WHAT THE TASK ASKS: Your task is to copy each line of the material that includes "Cancel".

INFORMATION SUPPLIED:
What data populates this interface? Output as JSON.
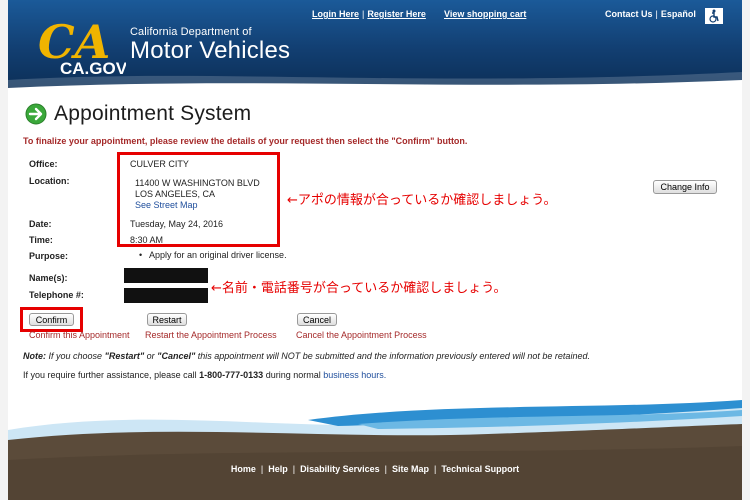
{
  "header": {
    "logo_text": "CA.GOV",
    "dept_small": "California Department of",
    "dept_big": "Motor Vehicles",
    "login": "Login Here",
    "register": "Register Here",
    "cart": "View shopping cart",
    "contact": "Contact Us",
    "espanol": "Español"
  },
  "page": {
    "title": "Appointment System",
    "instruction": "To finalize your appointment, please review the details of your request then select the \"Confirm\" button."
  },
  "details": {
    "office_label": "Office:",
    "office_value": "CULVER CITY",
    "location_label": "Location:",
    "address_line1": "11400 W WASHINGTON BLVD",
    "address_line2": "LOS ANGELES, CA",
    "street_map": "See Street Map",
    "change_info": "Change Info",
    "date_label": "Date:",
    "date_value": "Tuesday, May 24, 2016",
    "time_label": "Time:",
    "time_value": "8:30 AM",
    "purpose_label": "Purpose:",
    "purpose_value": "Apply for an original driver license.",
    "name_label": "Name(s):",
    "phone_label": "Telephone #:"
  },
  "annotations": {
    "note1": "←アポの情報が合っているか確認しましょう。",
    "note2": "←名前・電話番号が合っているか確認しましょう。"
  },
  "actions": {
    "confirm": "Confirm",
    "confirm_caption": "Confirm this Appointment",
    "restart": "Restart",
    "restart_caption": "Restart the Appointment Process",
    "cancel": "Cancel",
    "cancel_caption": "Cancel the Appointment Process"
  },
  "note": {
    "label": "Note:",
    "text_a": "If you choose",
    "restart_q": "\"Restart\"",
    "or": "or",
    "cancel_q": "\"Cancel\"",
    "text_b": "this appointment will NOT be submitted and the information previously entered will not be retained."
  },
  "help": {
    "text": "If you require further assistance, please call",
    "phone": "1-800-777-0133",
    "text2": "during normal",
    "hours_link": "business hours."
  },
  "footer": {
    "home": "Home",
    "help": "Help",
    "disability": "Disability Services",
    "sitemap": "Site Map",
    "tech": "Technical Support"
  },
  "colors": {
    "header_blue": "#123f72",
    "accent_red": "#e60000",
    "footer_brown": "#5b4b3a"
  }
}
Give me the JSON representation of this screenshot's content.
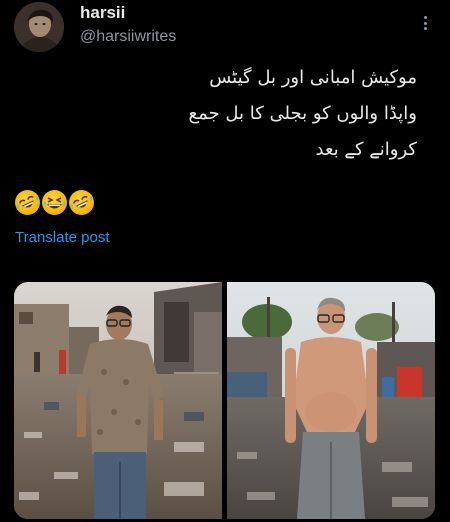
{
  "post": {
    "display_name": "harsii",
    "handle": "@harsiiwrites",
    "text_lines": [
      "موکیش امبانی اور بل گیٹس",
      "واپڈا والوں کو بجلی کا بل جمع",
      "کروانے کے بعد"
    ],
    "emojis": [
      "rolling-on-floor-laughing",
      "grinning-squinting-face",
      "rolling-on-floor-laughing"
    ],
    "translate_label": "Translate post"
  },
  "media": {
    "images": [
      {
        "name": "slum-man-left",
        "alt": ""
      },
      {
        "name": "slum-man-right",
        "alt": ""
      }
    ]
  },
  "colors": {
    "background": "#000000",
    "text": "#e7e9ea",
    "secondary_text": "#8b98a5",
    "link": "#1d9bf0"
  }
}
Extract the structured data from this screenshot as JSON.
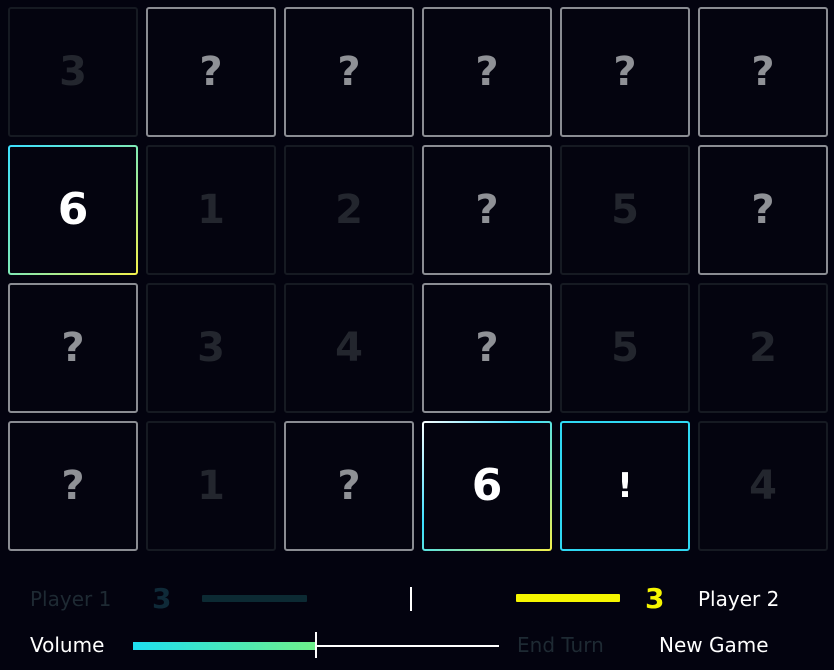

SOLUTION FOR THIS TASK:
    "cancel": "Cancel",
    "cancel_caption": "Cancel the Appointment Process"
    "cancel_q": "\"Cancel\"",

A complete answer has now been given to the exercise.